▶ **Exercise prompt**
Report each line of the data below in which "slight" appears.

Excerpts from a dataset:

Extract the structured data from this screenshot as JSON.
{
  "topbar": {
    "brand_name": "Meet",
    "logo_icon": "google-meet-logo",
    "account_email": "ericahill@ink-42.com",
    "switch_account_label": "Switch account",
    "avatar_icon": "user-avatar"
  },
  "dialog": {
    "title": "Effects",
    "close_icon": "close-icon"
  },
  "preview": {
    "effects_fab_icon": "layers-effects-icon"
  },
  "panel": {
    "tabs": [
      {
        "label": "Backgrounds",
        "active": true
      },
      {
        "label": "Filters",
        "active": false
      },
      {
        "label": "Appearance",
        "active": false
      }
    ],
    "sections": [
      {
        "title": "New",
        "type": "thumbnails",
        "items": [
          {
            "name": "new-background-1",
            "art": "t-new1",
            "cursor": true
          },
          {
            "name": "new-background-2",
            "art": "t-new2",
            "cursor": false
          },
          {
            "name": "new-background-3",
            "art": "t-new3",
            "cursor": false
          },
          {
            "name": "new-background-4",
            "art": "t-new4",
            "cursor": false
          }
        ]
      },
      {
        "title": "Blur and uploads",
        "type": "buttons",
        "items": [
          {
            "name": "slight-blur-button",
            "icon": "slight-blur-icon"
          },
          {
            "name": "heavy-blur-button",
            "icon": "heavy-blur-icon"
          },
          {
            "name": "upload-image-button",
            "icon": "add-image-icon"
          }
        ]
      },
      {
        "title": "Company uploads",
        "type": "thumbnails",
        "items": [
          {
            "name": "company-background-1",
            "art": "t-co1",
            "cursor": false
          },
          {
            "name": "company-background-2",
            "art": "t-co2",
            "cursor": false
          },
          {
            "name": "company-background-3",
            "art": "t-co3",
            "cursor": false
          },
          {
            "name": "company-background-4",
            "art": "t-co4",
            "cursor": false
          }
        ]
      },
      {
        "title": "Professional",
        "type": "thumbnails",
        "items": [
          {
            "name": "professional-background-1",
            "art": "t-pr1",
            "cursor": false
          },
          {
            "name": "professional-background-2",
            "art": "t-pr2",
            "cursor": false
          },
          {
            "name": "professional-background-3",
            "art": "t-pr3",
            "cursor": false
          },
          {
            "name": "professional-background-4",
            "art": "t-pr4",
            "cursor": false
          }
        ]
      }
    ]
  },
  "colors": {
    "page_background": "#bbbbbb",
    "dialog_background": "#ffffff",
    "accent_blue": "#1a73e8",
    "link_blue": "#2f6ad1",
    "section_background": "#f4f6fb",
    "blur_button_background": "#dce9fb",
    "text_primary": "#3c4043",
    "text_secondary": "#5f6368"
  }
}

▶ **Response for this exercise**
            "name": "slight-blur-button",
            "icon": "slight-blur-icon"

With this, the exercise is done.